Publication Date


Degree Program

Department of Geography and Geology

Degree Type

Master of Science
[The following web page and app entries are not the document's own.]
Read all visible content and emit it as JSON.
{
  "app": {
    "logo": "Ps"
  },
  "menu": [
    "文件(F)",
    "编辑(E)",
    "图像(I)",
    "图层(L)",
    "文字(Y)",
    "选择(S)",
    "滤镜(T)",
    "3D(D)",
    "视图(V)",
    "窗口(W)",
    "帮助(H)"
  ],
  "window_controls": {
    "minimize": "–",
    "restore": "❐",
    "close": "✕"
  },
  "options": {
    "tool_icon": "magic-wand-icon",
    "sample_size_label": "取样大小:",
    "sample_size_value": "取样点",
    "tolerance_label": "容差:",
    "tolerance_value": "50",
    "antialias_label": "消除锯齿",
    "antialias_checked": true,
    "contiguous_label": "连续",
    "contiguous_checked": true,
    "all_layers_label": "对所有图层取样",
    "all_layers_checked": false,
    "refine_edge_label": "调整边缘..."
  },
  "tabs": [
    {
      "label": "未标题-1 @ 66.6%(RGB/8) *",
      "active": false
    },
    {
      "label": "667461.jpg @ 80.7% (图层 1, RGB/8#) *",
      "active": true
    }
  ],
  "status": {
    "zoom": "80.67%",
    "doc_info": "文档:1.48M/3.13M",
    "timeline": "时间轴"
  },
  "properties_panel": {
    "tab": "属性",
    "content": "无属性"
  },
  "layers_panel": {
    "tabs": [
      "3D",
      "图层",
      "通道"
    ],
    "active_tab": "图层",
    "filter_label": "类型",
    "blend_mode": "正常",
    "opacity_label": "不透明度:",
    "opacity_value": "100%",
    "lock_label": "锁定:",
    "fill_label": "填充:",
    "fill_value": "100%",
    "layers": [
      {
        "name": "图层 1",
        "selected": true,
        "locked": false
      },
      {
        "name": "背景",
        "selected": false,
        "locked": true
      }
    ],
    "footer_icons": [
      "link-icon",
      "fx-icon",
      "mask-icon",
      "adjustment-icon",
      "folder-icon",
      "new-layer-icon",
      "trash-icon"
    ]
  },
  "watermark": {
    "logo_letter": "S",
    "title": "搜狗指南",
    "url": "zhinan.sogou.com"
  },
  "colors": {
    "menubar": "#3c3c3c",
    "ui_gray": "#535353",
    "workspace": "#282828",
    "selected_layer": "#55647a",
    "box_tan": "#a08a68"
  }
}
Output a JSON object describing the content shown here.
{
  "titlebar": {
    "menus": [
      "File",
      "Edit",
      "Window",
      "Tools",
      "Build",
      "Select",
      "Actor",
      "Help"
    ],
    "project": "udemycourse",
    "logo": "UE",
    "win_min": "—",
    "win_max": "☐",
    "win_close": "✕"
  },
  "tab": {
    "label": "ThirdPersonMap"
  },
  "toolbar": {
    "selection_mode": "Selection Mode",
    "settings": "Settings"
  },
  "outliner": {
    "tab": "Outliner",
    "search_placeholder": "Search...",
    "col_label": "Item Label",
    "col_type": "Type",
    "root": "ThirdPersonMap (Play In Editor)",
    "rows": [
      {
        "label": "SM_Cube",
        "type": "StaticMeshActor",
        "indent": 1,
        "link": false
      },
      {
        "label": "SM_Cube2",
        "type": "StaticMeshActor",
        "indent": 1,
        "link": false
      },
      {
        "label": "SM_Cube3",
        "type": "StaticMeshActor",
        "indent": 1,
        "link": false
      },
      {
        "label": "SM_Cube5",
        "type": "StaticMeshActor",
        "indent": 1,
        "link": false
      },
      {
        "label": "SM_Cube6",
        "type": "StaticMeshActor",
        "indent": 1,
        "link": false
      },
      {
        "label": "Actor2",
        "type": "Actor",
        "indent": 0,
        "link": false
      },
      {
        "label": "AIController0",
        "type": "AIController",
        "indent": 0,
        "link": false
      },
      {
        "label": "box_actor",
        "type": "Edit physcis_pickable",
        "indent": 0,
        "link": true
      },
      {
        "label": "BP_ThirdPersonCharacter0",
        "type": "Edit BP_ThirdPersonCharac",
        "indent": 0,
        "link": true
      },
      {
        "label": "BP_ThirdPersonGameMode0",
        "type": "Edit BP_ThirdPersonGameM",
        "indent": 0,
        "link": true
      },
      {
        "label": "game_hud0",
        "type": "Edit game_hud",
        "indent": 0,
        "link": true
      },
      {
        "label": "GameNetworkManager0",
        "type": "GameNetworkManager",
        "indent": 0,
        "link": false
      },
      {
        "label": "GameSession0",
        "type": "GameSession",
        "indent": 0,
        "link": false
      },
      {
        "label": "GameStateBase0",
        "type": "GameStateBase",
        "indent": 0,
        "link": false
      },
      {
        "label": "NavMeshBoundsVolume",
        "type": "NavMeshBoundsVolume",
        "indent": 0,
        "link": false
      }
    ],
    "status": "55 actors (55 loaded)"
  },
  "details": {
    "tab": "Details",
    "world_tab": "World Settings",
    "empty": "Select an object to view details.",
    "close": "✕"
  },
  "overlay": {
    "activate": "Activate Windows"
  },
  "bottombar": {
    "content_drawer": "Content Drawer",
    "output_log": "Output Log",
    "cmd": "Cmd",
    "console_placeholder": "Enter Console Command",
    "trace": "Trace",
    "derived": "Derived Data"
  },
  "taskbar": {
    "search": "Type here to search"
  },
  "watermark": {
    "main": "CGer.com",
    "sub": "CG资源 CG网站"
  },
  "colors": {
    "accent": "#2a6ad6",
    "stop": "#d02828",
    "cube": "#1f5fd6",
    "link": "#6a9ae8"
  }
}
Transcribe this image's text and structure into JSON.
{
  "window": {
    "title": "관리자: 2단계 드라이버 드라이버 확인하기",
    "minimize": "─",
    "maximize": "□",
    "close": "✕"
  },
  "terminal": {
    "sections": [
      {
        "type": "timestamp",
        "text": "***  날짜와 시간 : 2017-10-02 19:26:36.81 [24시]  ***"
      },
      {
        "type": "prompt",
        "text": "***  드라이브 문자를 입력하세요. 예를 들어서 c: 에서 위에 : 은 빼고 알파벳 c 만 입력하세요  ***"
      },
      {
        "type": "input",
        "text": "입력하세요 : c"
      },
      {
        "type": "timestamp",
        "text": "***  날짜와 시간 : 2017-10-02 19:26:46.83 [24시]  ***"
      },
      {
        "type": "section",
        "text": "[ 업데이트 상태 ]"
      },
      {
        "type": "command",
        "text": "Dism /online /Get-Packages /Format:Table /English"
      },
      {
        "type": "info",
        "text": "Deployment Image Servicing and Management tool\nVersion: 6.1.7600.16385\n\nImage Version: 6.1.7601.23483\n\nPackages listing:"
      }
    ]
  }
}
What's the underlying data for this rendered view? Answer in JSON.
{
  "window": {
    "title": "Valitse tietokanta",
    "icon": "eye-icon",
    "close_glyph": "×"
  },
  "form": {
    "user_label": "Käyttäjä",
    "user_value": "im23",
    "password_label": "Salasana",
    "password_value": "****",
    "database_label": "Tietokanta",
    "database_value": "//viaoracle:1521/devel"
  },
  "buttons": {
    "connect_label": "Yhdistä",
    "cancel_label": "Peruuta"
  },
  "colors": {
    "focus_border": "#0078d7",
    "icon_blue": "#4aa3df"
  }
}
The following research describes the collection and evaluation of geochemical data from the Logsdon River, an open-flow conduit that drains a portion of the Turnhole Spring drainage basin within the Mammoth Cave karst aquifer of south-central Kentucky. This spatial survey of nearly 10 km of continuous base-level conduit included seasonal sampling of carbon dioxide partial pressures (Pco2)> dissolved ions, and saturation indices for calcite (SIcal). The highest PC02 values are found at the upstream site, closest to the Sinkhole Plain recharge area, which creates under-saturated conditions. Rapid outgassing of C02 into the cave atmosphere creates oversaturated conditions for several thousand meters. This change in chemistry results in the accumulation of rimstone in these areas. A boost in PC02 roughly half-way through the flow path returns the water to slightly under-saturated conditions. The most likely source for additional C02 is in-cave organic decay, as the boost also occurs during winter, when microbial activity in the soil is at a minimum. A general decline in Ca2+ , Mg2+, and HC03 concentrations occurred over the distance through the Logsdon River conduit. This decline may reflect a diluting of water by localized inputs from the plateau and precipitation of travertine along the flow path. Although values for all parameters are greater in summer than winter, the trend in evolution is similar for both seasonal extremes. The nature of the transition from summer to winter conditions in the aquifer was investigated by way of an intensive study of the geochemistry at the Logsdon River monitoring well. The relationship between conductivity (spC) and pH was evaluated during both seasons in an attempt to predict the activity of hydrogen for any given water sample based on continuous spC measurements at the well. Data collected during the 1997-98 seasonal transition supported a single, nonlinear regression equation that may represent two distinct seasonal regimes.


Geography | Hydrology